Machine Learning to Help Individuals with Severe Congenital Heart Disease
Machine learning is a field of computer science that uses statistical techniques to give computer systems the ability to "learn;” that is, they progressively improve performance on a specific task involving data. This article describes one of the first applications of machine learning to study congenital heart disease. It shows the great potential of these techniques in general biomedical research.
Approximately 1 in every 2,500 babies born in the US has a complex form of congenital heart disease called “tetralogy of Fallot” (TOF). Surgeons have become very skilled in “fixing” these hearts (more than 97% of children survive into adolescence and beyond). However, the overall health and life expectancy can vary widely as these patients become adults. While some individuals with TOF have become Olympic gold medalists, many others struggle with heart failure or other severe symptoms. Therefore, a major challenge for physicians is predicting which patients will experience worsening heart function in order to provide therapy.
To address this problem, our Department of Imaging Science & Innovation worked with world leading experts in pediatric cardiology from Boston Children’s Hospital to apply machine learning. Machine learning provides advanced methods for detecting patterns in data. In other words, by studying data from many patients, computers are able to “learn” the characteristics or patterns of similar patients and use this knowledge to make predictions. With the growth of computing power in recent years, a computer can now perform these pattern recognition tasks from large, complex data sets better than a human can. These strengths are why machine learning techniques are becoming widely used in many applications from healthcare to marketing and social networking.
In our study, we combined imaging, surgical and electrophysiologic data from roughly 150 patients with TOF to learn how to predict worsening heart function over time. For these patients, we had measurements from multiple time points (from at least 6 months up to 6 years), which we could use to help “train” the computer. Previous research using traditional techniques have generally failed to detect such patterns in TOF. However, applying machine learning to this problem produced more useful feedback. We found that, rather than one single marker, a complex pattern involving several markers from heart imaging and other clinical information, such as surgical details and patient age, emerged. For example, this pattern was able to separate patients (although, not perfectly) whose heart function got worse over time versus those whose heart function stayed the same (see picture).

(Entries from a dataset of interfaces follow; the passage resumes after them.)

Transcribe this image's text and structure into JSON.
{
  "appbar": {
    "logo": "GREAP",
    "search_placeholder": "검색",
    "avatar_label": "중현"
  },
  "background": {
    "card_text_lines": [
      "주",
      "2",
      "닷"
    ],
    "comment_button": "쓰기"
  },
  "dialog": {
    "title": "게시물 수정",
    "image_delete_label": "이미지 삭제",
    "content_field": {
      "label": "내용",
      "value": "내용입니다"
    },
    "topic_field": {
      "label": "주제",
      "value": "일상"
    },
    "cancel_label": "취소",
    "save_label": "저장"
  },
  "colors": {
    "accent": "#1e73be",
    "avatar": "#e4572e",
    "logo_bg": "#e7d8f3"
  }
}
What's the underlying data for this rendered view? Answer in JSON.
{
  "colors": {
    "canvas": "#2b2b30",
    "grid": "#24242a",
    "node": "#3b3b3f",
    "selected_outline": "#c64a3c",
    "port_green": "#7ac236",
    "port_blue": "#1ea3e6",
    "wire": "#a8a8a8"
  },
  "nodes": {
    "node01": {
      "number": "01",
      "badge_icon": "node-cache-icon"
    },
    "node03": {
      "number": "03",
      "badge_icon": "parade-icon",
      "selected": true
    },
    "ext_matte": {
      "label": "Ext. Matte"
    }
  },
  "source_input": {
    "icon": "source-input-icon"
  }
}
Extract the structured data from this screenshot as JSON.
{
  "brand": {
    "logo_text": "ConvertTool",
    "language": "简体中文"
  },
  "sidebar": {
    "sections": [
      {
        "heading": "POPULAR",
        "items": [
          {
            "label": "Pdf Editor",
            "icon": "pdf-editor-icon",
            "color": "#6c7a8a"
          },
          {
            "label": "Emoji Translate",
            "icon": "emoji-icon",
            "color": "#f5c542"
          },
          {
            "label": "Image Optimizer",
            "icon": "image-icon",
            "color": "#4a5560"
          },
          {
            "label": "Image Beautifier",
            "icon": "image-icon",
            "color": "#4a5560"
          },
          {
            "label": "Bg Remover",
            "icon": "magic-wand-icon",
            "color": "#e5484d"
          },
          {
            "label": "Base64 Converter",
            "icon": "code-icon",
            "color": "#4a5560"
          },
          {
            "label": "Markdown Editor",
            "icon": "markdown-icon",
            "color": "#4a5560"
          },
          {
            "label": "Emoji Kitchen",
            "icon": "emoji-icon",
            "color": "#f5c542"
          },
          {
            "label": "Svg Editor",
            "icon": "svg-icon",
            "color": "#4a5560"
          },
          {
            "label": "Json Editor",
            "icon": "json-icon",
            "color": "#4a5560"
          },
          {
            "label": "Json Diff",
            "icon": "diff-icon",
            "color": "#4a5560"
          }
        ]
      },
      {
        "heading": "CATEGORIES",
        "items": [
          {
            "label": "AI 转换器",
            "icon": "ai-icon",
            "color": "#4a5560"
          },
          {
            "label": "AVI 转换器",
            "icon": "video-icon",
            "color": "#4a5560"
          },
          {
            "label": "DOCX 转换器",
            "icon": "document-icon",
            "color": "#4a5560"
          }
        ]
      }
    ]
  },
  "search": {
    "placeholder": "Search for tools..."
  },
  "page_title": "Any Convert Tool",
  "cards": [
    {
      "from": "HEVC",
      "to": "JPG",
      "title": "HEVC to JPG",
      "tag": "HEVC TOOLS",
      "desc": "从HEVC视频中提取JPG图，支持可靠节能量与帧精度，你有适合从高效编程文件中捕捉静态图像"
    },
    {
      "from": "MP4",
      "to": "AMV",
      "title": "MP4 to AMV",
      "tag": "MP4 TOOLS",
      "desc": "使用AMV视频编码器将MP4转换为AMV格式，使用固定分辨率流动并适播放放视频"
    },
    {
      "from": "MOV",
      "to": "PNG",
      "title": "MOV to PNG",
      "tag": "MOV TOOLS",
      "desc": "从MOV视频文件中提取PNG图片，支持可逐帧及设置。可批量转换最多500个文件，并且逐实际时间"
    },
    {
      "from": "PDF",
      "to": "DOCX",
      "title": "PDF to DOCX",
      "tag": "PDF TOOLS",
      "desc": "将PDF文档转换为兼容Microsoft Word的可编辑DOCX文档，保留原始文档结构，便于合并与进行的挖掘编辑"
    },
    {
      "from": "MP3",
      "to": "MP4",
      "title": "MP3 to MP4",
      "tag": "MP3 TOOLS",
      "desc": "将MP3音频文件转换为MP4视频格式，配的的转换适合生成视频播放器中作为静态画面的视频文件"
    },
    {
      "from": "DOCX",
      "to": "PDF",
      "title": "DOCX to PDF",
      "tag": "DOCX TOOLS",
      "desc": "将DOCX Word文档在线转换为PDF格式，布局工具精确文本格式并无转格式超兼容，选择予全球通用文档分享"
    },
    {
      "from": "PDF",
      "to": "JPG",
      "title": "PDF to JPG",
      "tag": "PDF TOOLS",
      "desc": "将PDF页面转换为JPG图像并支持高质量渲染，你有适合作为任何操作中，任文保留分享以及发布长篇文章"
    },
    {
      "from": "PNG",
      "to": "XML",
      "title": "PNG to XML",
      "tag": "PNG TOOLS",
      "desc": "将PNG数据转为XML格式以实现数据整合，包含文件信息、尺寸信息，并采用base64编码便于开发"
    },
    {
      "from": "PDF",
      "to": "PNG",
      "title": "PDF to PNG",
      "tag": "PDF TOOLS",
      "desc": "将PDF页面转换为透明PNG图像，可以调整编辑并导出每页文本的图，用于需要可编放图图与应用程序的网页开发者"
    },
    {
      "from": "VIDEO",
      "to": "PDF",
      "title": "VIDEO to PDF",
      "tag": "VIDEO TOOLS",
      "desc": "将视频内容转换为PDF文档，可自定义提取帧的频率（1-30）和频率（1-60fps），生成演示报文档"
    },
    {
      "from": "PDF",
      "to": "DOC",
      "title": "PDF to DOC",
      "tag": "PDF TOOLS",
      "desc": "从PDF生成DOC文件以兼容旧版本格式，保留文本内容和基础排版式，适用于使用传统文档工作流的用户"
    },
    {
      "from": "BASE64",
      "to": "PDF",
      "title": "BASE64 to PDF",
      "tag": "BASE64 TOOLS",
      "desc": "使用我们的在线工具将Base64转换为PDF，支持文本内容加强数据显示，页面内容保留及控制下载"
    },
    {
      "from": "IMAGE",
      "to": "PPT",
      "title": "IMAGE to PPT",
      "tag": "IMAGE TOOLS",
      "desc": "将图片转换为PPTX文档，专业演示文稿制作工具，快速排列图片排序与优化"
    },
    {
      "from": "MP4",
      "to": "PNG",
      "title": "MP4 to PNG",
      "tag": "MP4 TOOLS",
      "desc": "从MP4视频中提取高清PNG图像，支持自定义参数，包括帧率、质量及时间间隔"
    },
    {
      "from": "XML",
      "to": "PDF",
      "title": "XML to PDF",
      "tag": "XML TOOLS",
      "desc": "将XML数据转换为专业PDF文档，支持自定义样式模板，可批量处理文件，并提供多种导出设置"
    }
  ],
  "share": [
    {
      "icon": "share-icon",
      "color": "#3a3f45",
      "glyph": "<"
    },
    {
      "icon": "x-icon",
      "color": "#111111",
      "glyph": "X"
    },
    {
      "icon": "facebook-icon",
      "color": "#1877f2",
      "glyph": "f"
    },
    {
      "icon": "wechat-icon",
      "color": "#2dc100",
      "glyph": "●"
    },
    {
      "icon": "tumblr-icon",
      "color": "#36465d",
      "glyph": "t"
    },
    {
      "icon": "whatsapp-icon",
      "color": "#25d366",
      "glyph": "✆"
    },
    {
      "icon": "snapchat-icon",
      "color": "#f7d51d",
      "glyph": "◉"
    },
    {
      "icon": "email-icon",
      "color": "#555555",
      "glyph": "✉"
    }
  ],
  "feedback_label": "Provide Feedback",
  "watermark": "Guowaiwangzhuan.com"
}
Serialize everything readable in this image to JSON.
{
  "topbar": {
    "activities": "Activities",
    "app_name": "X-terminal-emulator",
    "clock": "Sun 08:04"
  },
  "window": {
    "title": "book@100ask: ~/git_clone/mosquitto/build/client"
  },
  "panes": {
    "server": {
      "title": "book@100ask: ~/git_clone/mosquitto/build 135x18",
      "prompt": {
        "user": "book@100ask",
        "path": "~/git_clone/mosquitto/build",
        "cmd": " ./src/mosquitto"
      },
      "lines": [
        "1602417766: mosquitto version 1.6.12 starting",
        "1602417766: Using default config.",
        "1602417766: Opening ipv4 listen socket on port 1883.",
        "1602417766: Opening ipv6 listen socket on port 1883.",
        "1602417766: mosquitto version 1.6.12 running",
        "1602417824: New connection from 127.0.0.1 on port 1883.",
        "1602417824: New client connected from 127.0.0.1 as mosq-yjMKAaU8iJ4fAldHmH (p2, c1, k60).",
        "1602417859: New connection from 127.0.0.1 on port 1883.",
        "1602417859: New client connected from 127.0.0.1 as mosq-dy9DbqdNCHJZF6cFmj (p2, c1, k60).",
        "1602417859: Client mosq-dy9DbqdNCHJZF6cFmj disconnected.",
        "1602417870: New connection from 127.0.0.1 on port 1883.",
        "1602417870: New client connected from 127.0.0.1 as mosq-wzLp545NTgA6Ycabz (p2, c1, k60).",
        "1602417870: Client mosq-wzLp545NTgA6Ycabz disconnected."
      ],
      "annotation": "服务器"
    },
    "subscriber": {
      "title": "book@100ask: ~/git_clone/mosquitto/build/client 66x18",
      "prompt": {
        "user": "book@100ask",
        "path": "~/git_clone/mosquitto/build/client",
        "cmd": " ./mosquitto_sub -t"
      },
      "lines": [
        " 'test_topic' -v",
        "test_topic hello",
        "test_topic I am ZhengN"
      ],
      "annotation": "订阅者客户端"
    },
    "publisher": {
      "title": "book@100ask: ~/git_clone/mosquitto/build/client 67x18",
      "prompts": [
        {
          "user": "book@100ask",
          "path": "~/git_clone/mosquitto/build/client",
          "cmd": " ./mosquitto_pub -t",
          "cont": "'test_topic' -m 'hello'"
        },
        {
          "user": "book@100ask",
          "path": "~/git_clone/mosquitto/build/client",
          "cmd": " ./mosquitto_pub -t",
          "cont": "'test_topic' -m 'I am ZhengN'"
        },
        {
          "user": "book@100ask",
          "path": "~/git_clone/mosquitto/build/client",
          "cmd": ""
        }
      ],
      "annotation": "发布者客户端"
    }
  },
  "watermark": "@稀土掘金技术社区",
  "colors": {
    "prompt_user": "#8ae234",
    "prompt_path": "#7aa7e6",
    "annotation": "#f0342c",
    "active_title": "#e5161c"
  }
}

Now that this pattern has been identified, physicians at Boston Children’s Hospital and Geisinger will be able to use this information for new patients they encounter to help inform their treatment. For example, patients who are predicted to be at risk for worsening heart function may benefit from additional medications, an implanted medical device to help control heart rhythm, or even additional surgery.
We are proud of the fact that leading experts in the field have positively reviewed this work. In particular, Dr. Cedric Manlhiot stated in his recent editorial that "Clinical studies, such as [this] are an excellent example of how to properly introduce machine learning algorithms in medicine that demonstrate clinical value in a realistic manner and we should hope that others will follow this example in the near future.”
Find more information about the study here.
About the Author
Brandon K Fornwalt, M.D., Ph.D., directs the Cardiac Imaging Technology Laboratory at Geisinger, which is a group of engineers, researchers and physician-scientists within Geisinger’s Department of Imaging Science & Innovation.
For more on this subject or Geisinger’s work in this area, please contact David Stellfox in Corporate Communications, Research, at firstname.lastname@example.org or 570-214-6549.